Fictional races in movies are also used for allegorical ends. In Don Siegel's celebrated sci-fi yarn Invasion Of The Body Snatchers (1956), humans are taken over by pod people who look and sound exactly like them but are utterly bereft of emotion. The film was made at the height of the Cold War and was inevitably interpreted as a story about anti-communist paranoia.

Perhaps surprisingly, it took until the 1970s and Star Wars (1977) for filmmakers really to discover the merchandising possibilities of fictional sci-fi races.

"In a way, this film was designed around toys. I actually make toys. If I make money, it will be from the toys," George Lucas claimed at the time. Thirty years and billions of dollars on, you can't help but wonder why filmmakers before Lucas were so slow to see the commercial possibilities in fictional creatures like Hutts, Siths, Droids, Mon Calamari, Wookies and the like.

Fictional races in movies often seem as if they've been dreamed up by directors who've spent their spare time watching David Attenborough documentaries about rare breeds of insects.

But Lucas' trick was to design creatures which combine both human and reptile characteristics.

Creating a fictional race enables a filmmaker to indulge in utopianism - to dream up a new human-like species without the familiar human flaws. It also gives the chance to do the opposite and to create creatures defined by their utter malevolence. Orson Welles famously caused panic in New York with his radio adaptation of War Of The Worlds in 1938 which reputedly convinced many listeners that the Martians really were invading. Most of us still experience something akin to indigestion when we see that succubus-like creature (left) poking its head through John Hurt's chest in Ridley Scott's Alien (1979).

What is most striking about the fictional races dreamed up for movies over the years is how familiar they seem. Whether they're repulsive or beautiful, benign or evil, have pointed ears or webbed hands, they can never escape the trace of their creators, who are humble humans - the same as us. GEOFFREY MACNAB

Paul Simpson, editor of ‘Star Trek Magazine’

I think as a race the Vulcans are a fascinating study in self-discipline. For a race created for a television show, they’re very good. The thing is, they do have emotions, they just suppress them. Occasionally their emotion bursts out with a vengeance. On a personal level, I think people are better when they are able to use both emotions and logic. Anyone who goes along letting either only emotion or logic influence them is going to be get into trouble - and the Vulcans were created to illustrate that dilemma. But you can’t really generalise about them. It’s like generalising about the human race.

Patrick Moore, astronomer

I really enjoyed the Vulcans in the first series of ‘Star Trek’, but, for me, their appeal seemed to fall away. There isn’t a planet Vulcan, of course, otherwise I would have observed it. I wouldn’t have thought being a Vulcan rather than a human would be better, although we all need logic in our everyday lives. But if we had a bit more logic in the world it would be a massive improvement.

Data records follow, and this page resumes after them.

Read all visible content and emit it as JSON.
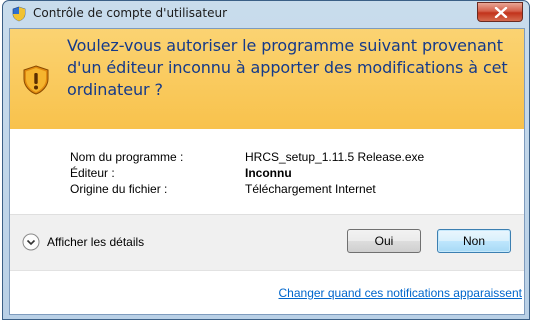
{
  "window": {
    "title": "Contrôle de compte d'utilisateur",
    "close_icon": "close-icon",
    "title_icon": "uac-shield-icon"
  },
  "banner": {
    "icon": "warning-shield-icon",
    "message": "Voulez-vous autoriser le programme suivant provenant d'un éditeur inconnu à apporter des modifications à cet ordinateur ?",
    "background": "#f8c24c",
    "text_color": "#153a8a"
  },
  "details": {
    "rows": [
      {
        "label": "Nom du programme :",
        "value": "HRCS_setup_1.11.5 Release.exe"
      },
      {
        "label": "Éditeur :",
        "value": "Inconnu"
      },
      {
        "label": "Origine du fichier :",
        "value": "Téléchargement Internet"
      }
    ]
  },
  "actions": {
    "show_details_label": "Afficher les détails",
    "yes_label": "Oui",
    "no_label": "Non"
  },
  "footer": {
    "link_text": "Changer quand ces notifications apparaissent",
    "link_color": "#0066cc"
  }
}
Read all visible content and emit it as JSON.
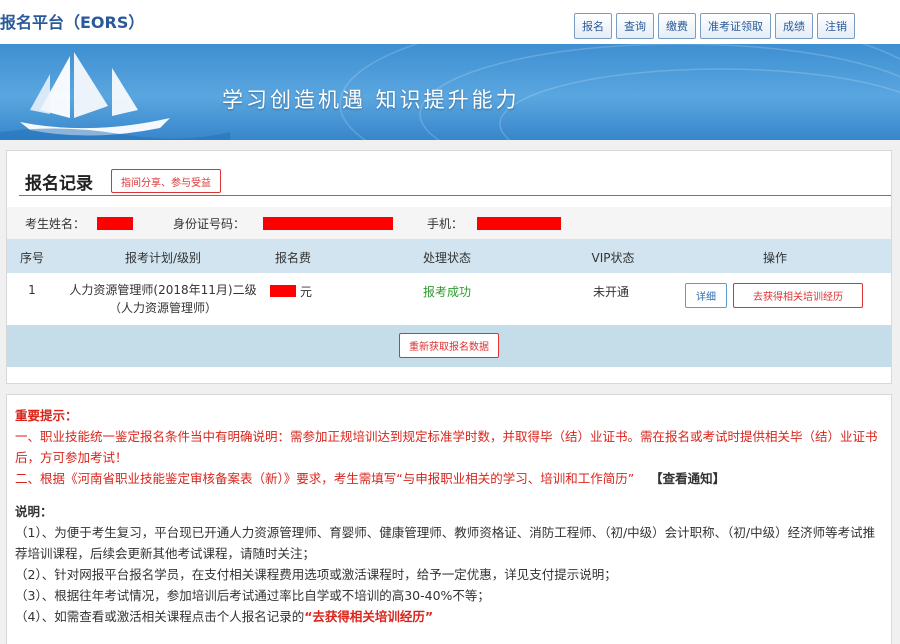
{
  "header": {
    "site_title": "报名平台（EORS）",
    "nav": [
      "报名",
      "查询",
      "缴费",
      "准考证领取",
      "成绩",
      "注销"
    ]
  },
  "banner": {
    "slogan": "学习创造机遇   知识提升能力"
  },
  "record": {
    "title": "报名记录",
    "share_btn": "指间分享、参与受益",
    "labels": {
      "name": "考生姓名：",
      "id": "身份证号码：",
      "phone": "手机："
    },
    "columns": [
      "序号",
      "报考计划/级别",
      "报名费",
      "处理状态",
      "VIP状态",
      "操作"
    ],
    "rows": [
      {
        "index": "1",
        "plan": "人力资源管理师(2018年11月)二级（人力资源管理师）",
        "fee_unit": "元",
        "status": "报考成功",
        "vip": "未开通",
        "detail_btn": "详细",
        "training_btn": "去获得相关培训经历"
      }
    ],
    "refresh_btn": "重新获取报名数据"
  },
  "notes": {
    "important_title": "重要提示：",
    "tip1": "一、职业技能统一鉴定报名条件当中有明确说明：需参加正规培训达到规定标准学时数，并取得毕（结）业证书。需在报名或考试时提供相关毕（结）业证书后，方可参加考试！",
    "tip2": "二、根据《河南省职业技能鉴定审核备案表（新）》要求，考生需填写“与申报职业相关的学习、培训和工作简历”",
    "tip2_link": "【查看通知】",
    "explain_title": "说明：",
    "item1": "（1）、为便于考生复习，平台现已开通人力资源管理师、育婴师、健康管理师、教师资格证、消防工程师、（初/中级）会计职称、（初/中级）经济师等考试推荐培训课程，后续会更新其他考试课程，请随时关注；",
    "item2": "（2）、针对网报平台报名学员，在支付相关课程费用选项或激活课程时，给予一定优惠，详见支付提示说明；",
    "item3": "（3）、根据往年考试情况，参加培训后考试通过率比自学或不培训的高30-40%不等；",
    "item4": "（4）、如需查看或激活相关课程点击个人报名记录的",
    "item4_link": "“去获得相关培训经历”"
  },
  "colors": {
    "accent": "#2a5a9a",
    "danger": "#d9251c",
    "success": "#2e9b2e",
    "table_header": "#d1e4ef"
  }
}
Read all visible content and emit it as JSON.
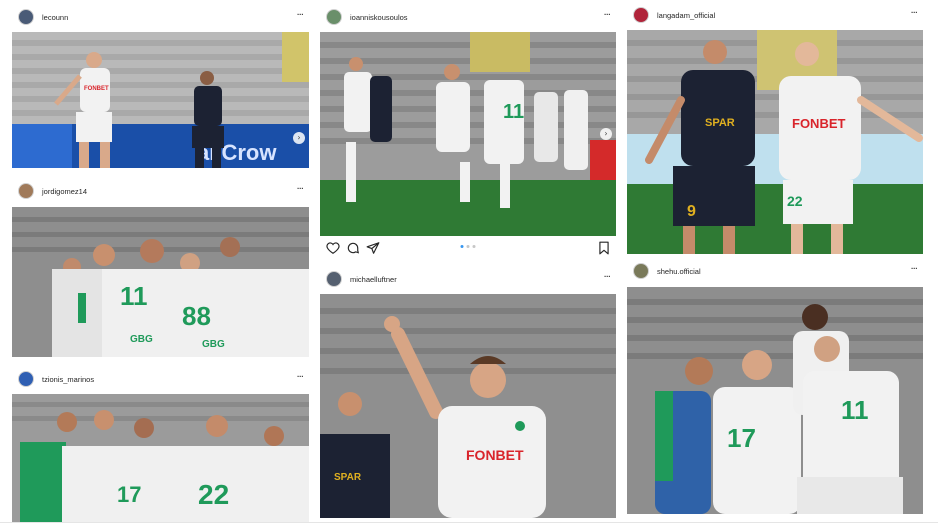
{
  "column_left": {
    "posts": [
      {
        "username": "lecounn",
        "more": "···"
      },
      {
        "username": "jordigomez14",
        "more": "···"
      },
      {
        "username": "tzionis_marinos",
        "more": "···"
      }
    ]
  },
  "column_middle": {
    "posts": [
      {
        "username": "ioanniskousoulos",
        "more": "···",
        "carousel": {
          "dots": 3,
          "active": 0
        }
      },
      {
        "username": "michaelluftner",
        "more": "···"
      }
    ]
  },
  "column_right": {
    "posts": [
      {
        "username": "langadam_official",
        "more": "···"
      },
      {
        "username": "shehu.official",
        "more": "···"
      }
    ]
  },
  "photo_text": {
    "banner": "al Crow",
    "sponsor_fonbet": "FONBET",
    "sponsor_gbg": "GBG",
    "sponsor_sparta": "SPAR",
    "number_11": "11",
    "number_17": "17",
    "number_22": "22",
    "number_88": "88",
    "number_9": "9"
  },
  "colors": {
    "pitch": "#2f7a34",
    "kit_white": "#f2f2f2",
    "kit_dark": "#1c2233",
    "kit_green": "#1f9a5a",
    "sponsor_red": "#d9242b",
    "stands": "#9a9a9a",
    "banner_blue": "#1a4fa8"
  }
}
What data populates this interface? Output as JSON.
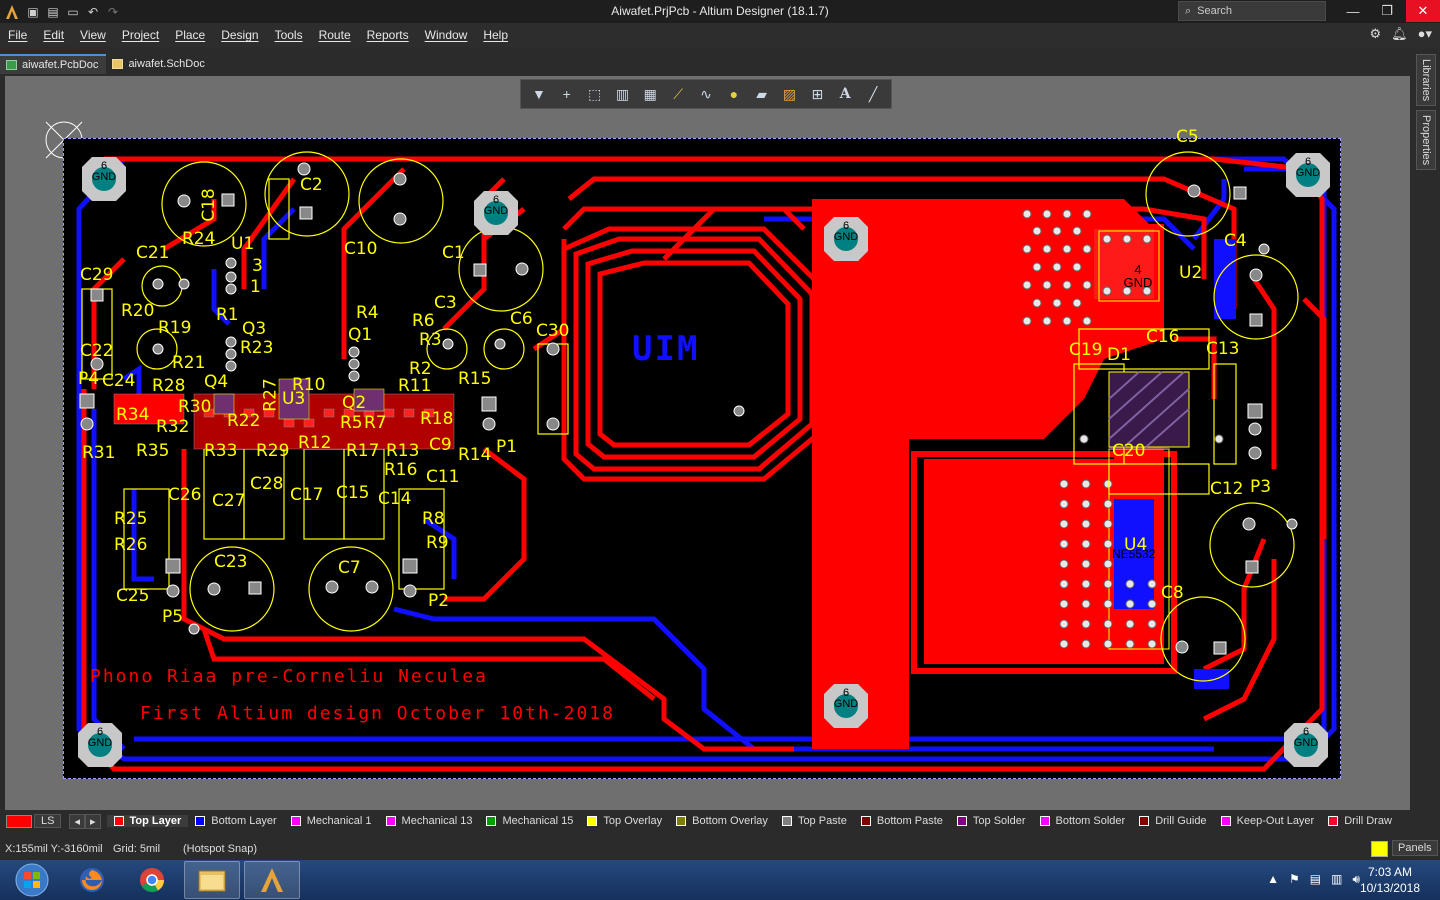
{
  "window": {
    "title": "Aiwafet.PrjPcb - Altium Designer (18.1.7)",
    "search_placeholder": "Search"
  },
  "menu": [
    "File",
    "Edit",
    "View",
    "Project",
    "Place",
    "Design",
    "Tools",
    "Route",
    "Reports",
    "Window",
    "Help"
  ],
  "tabs": [
    {
      "label": "aiwafet.PcbDoc",
      "active": true
    },
    {
      "label": "aiwafet.SchDoc",
      "active": false
    }
  ],
  "side_panels": [
    "Libraries",
    "Properties"
  ],
  "board": {
    "logo_text": "UIM",
    "line1": "Phono Riaa pre-Corneliu Neculea",
    "line2": "First  Altium design October 10th-2018",
    "gnd_pad": "GND",
    "gnd_num": "6",
    "u2_pad_num": "4",
    "u4_value": "NE5532",
    "designators": {
      "C5": "C5",
      "C4": "C4",
      "U2": "U2",
      "C16": "C16",
      "C19": "C19",
      "D1": "D1",
      "C13": "C13",
      "C20": "C20",
      "C12": "C12",
      "P3": "P3",
      "U4": "U4",
      "C8": "C8",
      "C18": "C18",
      "C2": "C2",
      "C10": "C10",
      "C1": "C1",
      "R24": "R24",
      "U1": "U1",
      "C21": "C21",
      "C29": "C29",
      "R20": "R20",
      "R19": "R19",
      "R1": "R1",
      "Q3": "Q3",
      "R23": "R23",
      "R21": "R21",
      "C22": "C22",
      "P4": "P4",
      "C24": "C24",
      "R28": "R28",
      "Q4": "Q4",
      "R27": "R27",
      "R10": "R10",
      "U3": "U3",
      "Q2": "Q2",
      "R11": "R11",
      "R34": "R34",
      "R30": "R30",
      "R22": "R22",
      "R32": "R32",
      "R31": "R31",
      "R35": "R35",
      "R33": "R33",
      "R29": "R29",
      "R12": "R12",
      "R5": "R5",
      "R7": "R7",
      "R17": "R17",
      "R13": "R13",
      "R16": "R16",
      "R18": "R18",
      "C9": "C9",
      "C11": "C11",
      "R14": "R14",
      "P1": "P1",
      "R4": "R4",
      "Q1": "Q1",
      "C3": "C3",
      "R6": "R6",
      "R3": "R3",
      "R2": "R2",
      "C6": "C6",
      "R15": "R15",
      "C30": "C30",
      "C26": "C26",
      "C27": "C27",
      "C28": "C28",
      "C17": "C17",
      "C15": "C15",
      "C14": "C14",
      "R8": "R8",
      "R9": "R9",
      "R25": "R25",
      "R26": "R26",
      "C25": "C25",
      "C23": "C23",
      "C7": "C7",
      "P5": "P5",
      "P2": "P2",
      "pin3": "3",
      "pin1": "1",
      "plus": "+"
    }
  },
  "layers": {
    "ls_label": "LS",
    "items": [
      {
        "label": "Top Layer",
        "color": "#ff0000",
        "active": true
      },
      {
        "label": "Bottom Layer",
        "color": "#0000ff",
        "active": false
      },
      {
        "label": "Mechanical 1",
        "color": "#ff00ff",
        "active": false
      },
      {
        "label": "Mechanical 13",
        "color": "#ff00ff",
        "active": false
      },
      {
        "label": "Mechanical 15",
        "color": "#00a000",
        "active": false
      },
      {
        "label": "Top Overlay",
        "color": "#ffff00",
        "active": false
      },
      {
        "label": "Bottom Overlay",
        "color": "#808000",
        "active": false
      },
      {
        "label": "Top Paste",
        "color": "#808080",
        "active": false
      },
      {
        "label": "Bottom Paste",
        "color": "#800000",
        "active": false
      },
      {
        "label": "Top Solder",
        "color": "#800080",
        "active": false
      },
      {
        "label": "Bottom Solder",
        "color": "#ff00ff",
        "active": false
      },
      {
        "label": "Drill Guide",
        "color": "#800000",
        "active": false
      },
      {
        "label": "Keep-Out Layer",
        "color": "#ff00ff",
        "active": false
      },
      {
        "label": "Drill Draw",
        "color": "#ff002a",
        "active": false
      }
    ]
  },
  "status": {
    "coords": "X:155mil Y:-3160mil",
    "grid": "Grid: 5mil",
    "snap": "(Hotspot Snap)",
    "panels": "Panels"
  },
  "taskbar": {
    "time": "7:03 AM",
    "date": "10/13/2018"
  }
}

Tracey Emin, artist and Star Trek fan

I am much more of a ‘Star Trek: The Next Generation’ kind of girl, and I think the Vulcans are a bit past it as far as the ‘Star Trek’ universe is concerned. But they are part of the same moral universe, and the whole thing is about morality and ethics. No one ever has sex on ‘Star Trek’.

It will go to love, but never to lust. I don’t think it’s anything to do with how family-oriented the show is, but there is just something very intentional about the ethics. If you had lust in it, that would make the whole ethics side of it too complicated. It would be messy. And it’s not a socially messy place.

The only messy place is the holodeck [a simulated reality facility] where they go on holiday.

Star Trek is released on 8 May